The tremendous potential of electronic health records (EHRs) to lower costs and improve outcomes is well known. What is less acknowledge are the tremendous logistical challenges that come with transitioning from print to digital. As the first big wave of EHR implementation has gone into effect, many doctors have found that they are spending unacceptable amounts of time and effort filling out digital records rather than working with patients.

The source of this frustration is twofold. Doctors now have to essentially take two sets of notes as they simultaneously process what a patient is telling  them and then enter it into electronic forms. They also have to work within electronic filing systems that are unfamiliar, require standardized inputs, and demand a more granulated level of detail. In the effort to commit to EHRs, doctors end up doing a disservice to their patience and utilizing electronic filing systems in a shallow way.
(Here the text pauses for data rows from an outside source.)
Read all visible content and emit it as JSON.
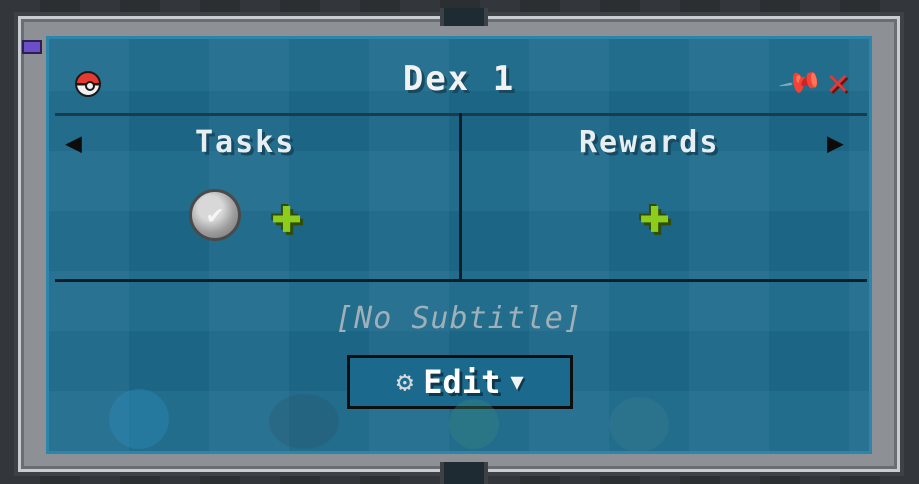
{
  "window": {
    "title": "Dex 1",
    "pin_glyph": "📌",
    "close_glyph": "✕"
  },
  "tasks": {
    "label": "Tasks",
    "check_glyph": "✔"
  },
  "rewards": {
    "label": "Rewards"
  },
  "nav": {
    "left_glyph": "◀",
    "right_glyph": "▶"
  },
  "plus_glyph": "✚",
  "subtitle": "[No Subtitle]",
  "edit_button": {
    "label": "Edit",
    "gear_glyph": "⚙",
    "dropdown_glyph": "▼"
  },
  "colors": {
    "panel": "#1e6a8c",
    "close": "#e23a35",
    "plus": "#8ccc1e"
  },
  "icons": [
    "pokeball-icon",
    "pin-icon",
    "close-icon",
    "arrow-left-icon",
    "arrow-right-icon",
    "checkmark-icon",
    "plus-icon",
    "gear-icon",
    "dropdown-icon"
  ]
}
That is why doctors are increasingly turning to medical scribes to handle the administrative challenges of EHRs. Reports from across the country indicate that recruitment of medical scribes is skyrocketing, and growing numbers of job seekers interested in the healthcare field are considering scribe jobs over other entry points. Most experts agree that this demand will only grow as EHRs increasingly become the norm. By 2015, all doctors will need to utilize them or face Medicare penalties.
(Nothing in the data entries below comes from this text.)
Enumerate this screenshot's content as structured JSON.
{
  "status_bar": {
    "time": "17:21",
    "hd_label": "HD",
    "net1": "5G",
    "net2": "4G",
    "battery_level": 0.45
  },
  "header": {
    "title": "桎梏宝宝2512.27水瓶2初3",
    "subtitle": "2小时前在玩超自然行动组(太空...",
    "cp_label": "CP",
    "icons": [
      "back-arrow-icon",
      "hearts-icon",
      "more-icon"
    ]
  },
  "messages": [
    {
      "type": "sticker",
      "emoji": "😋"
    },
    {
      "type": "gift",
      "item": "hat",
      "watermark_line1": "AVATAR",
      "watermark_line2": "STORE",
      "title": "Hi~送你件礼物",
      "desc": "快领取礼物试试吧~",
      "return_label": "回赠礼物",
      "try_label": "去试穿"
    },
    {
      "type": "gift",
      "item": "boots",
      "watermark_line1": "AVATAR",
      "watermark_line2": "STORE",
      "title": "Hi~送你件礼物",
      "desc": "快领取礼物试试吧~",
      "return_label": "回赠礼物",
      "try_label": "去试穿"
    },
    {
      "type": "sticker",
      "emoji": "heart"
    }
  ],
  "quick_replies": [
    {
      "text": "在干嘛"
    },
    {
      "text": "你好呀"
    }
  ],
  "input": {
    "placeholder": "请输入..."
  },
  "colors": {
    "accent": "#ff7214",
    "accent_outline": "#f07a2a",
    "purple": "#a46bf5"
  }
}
The job of a medical scribe is much like that of a court reporter. After receiving specialized training, scribes sit in the examination room and record the observations of the doctor by typing notes and speaking into a specialized microphone. Their training allows them to prioritize information, work with a variety of record keeping systems, and immediately align the notes taken with billing codes. When the record is complete, it is reviewed and approved by the attending physician.

The rise in demand for medical scribes is both good news and bad new for boosters of EHRs. It is positive because it points to the willingness of doctors to adapt to the challenges of EHRs, even if it means hiring new staff and adjusting to having a scribe shadow their examinations. Conversely, it points to the unexpected challenges of EHR implementation and the limitations of the technology in place. No one expected this transition to be an easy one, but now that it has started, it is proving to be even less predictable and more demanding than many had anticipated.

What is clear is that HIM is more urgent than ever, and it presents both challenges and opportunities for employers and job seekers. As EHRs continue to transform the healthcare landscape, work with expert recruiters at MedPartners HIM to stay ahead of the curve.